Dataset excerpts
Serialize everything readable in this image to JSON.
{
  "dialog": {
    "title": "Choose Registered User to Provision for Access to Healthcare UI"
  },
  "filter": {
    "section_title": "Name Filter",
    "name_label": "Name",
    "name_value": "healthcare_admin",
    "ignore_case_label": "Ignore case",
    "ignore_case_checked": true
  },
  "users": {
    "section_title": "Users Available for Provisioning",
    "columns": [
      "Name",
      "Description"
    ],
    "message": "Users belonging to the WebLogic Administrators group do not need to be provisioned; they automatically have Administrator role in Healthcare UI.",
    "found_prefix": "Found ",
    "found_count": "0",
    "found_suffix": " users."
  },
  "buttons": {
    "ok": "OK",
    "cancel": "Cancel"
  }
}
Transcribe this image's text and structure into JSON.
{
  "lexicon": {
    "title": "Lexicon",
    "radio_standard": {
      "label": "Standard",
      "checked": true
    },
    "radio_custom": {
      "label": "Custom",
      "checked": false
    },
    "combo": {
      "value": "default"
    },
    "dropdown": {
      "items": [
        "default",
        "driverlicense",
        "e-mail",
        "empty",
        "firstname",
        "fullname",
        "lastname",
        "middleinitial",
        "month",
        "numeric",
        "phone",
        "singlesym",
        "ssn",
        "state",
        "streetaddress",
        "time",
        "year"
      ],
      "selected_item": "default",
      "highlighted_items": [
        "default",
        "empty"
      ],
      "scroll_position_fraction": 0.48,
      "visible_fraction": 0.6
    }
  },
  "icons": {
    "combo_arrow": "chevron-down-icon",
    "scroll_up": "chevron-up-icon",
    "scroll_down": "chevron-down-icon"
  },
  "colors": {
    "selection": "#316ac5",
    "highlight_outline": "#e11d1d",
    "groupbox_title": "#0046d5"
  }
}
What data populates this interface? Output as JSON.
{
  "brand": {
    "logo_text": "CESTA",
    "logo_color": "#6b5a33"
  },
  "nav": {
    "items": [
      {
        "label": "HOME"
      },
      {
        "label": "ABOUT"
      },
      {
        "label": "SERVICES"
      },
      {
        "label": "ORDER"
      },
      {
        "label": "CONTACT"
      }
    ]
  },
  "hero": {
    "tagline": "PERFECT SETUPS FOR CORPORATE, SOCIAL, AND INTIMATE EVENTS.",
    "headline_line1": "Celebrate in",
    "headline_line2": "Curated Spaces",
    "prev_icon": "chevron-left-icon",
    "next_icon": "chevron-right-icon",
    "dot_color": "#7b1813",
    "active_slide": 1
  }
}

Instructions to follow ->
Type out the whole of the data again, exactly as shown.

Finished exercise ->
Serialize everything readable in this image to JSON.
{
  "dialog": {
    "title": "Choose Registered User to Provision for Access to Healthcare UI"
  },
  "filter": {
    "section_title": "Name Filter",
    "name_label": "Name",
    "name_value": "healthcare_admin",
    "ignore_case_label": "Ignore case",
    "ignore_case_checked": true
  },
  "users": {
    "section_title": "Users Available for Provisioning",
    "columns": [
      "Name",
      "Description"
    ],
    "message": "Users belonging to the WebLogic Administrators group do not need to be provisioned; they automatically have Administrator role in Healthcare UI.",
    "found_prefix": "Found ",
    "found_count": "0",
    "found_suffix": " users."
  },
  "buttons": {
    "ok": "OK",
    "cancel": "Cancel"
  }
}
Transcribe this image's text and structure into JSON.
{
  "lexicon": {
    "title": "Lexicon",
    "radio_standard": {
      "label": "Standard",
      "checked": true
    },
    "radio_custom": {
      "label": "Custom",
      "checked": false
    },
    "combo": {
      "value": "default"
    },
    "dropdown": {
      "items": [
        "default",
        "driverlicense",
        "e-mail",
        "empty",
        "firstname",
        "fullname",
        "lastname",
        "middleinitial",
        "month",
        "numeric",
        "phone",
        "singlesym",
        "ssn",
        "state",
        "streetaddress",
        "time",
        "year"
      ],
      "selected_item": "default",
      "highlighted_items": [
        "default",
        "empty"
      ],
      "scroll_position_fraction": 0.48,
      "visible_fraction": 0.6
    }
  },
  "icons": {
    "combo_arrow": "chevron-down-icon",
    "scroll_up": "chevron-up-icon",
    "scroll_down": "chevron-down-icon"
  },
  "colors": {
    "selection": "#316ac5",
    "highlight_outline": "#e11d1d",
    "groupbox_title": "#0046d5"
  }
}
What data populates this interface? Output as JSON.
{
  "brand": {
    "logo_text": "CESTA",
    "logo_color": "#6b5a33"
  },
  "nav": {
    "items": [
      {
        "label": "HOME"
      },
      {
        "label": "ABOUT"
      },
      {
        "label": "SERVICES"
      },
      {
        "label": "ORDER"
      },
      {
        "label": "CONTACT"
      }
    ]
  },
  "hero": {
    "tagline": "PERFECT SETUPS FOR CORPORATE, SOCIAL, AND INTIMATE EVENTS.",
    "headline_line1": "Celebrate in",
    "headline_line2": "Curated Spaces",
    "prev_icon": "chevron-left-icon",
    "next_icon": "chevron-right-icon",
    "dot_color": "#7b1813",
    "active_slide": 1
  }
}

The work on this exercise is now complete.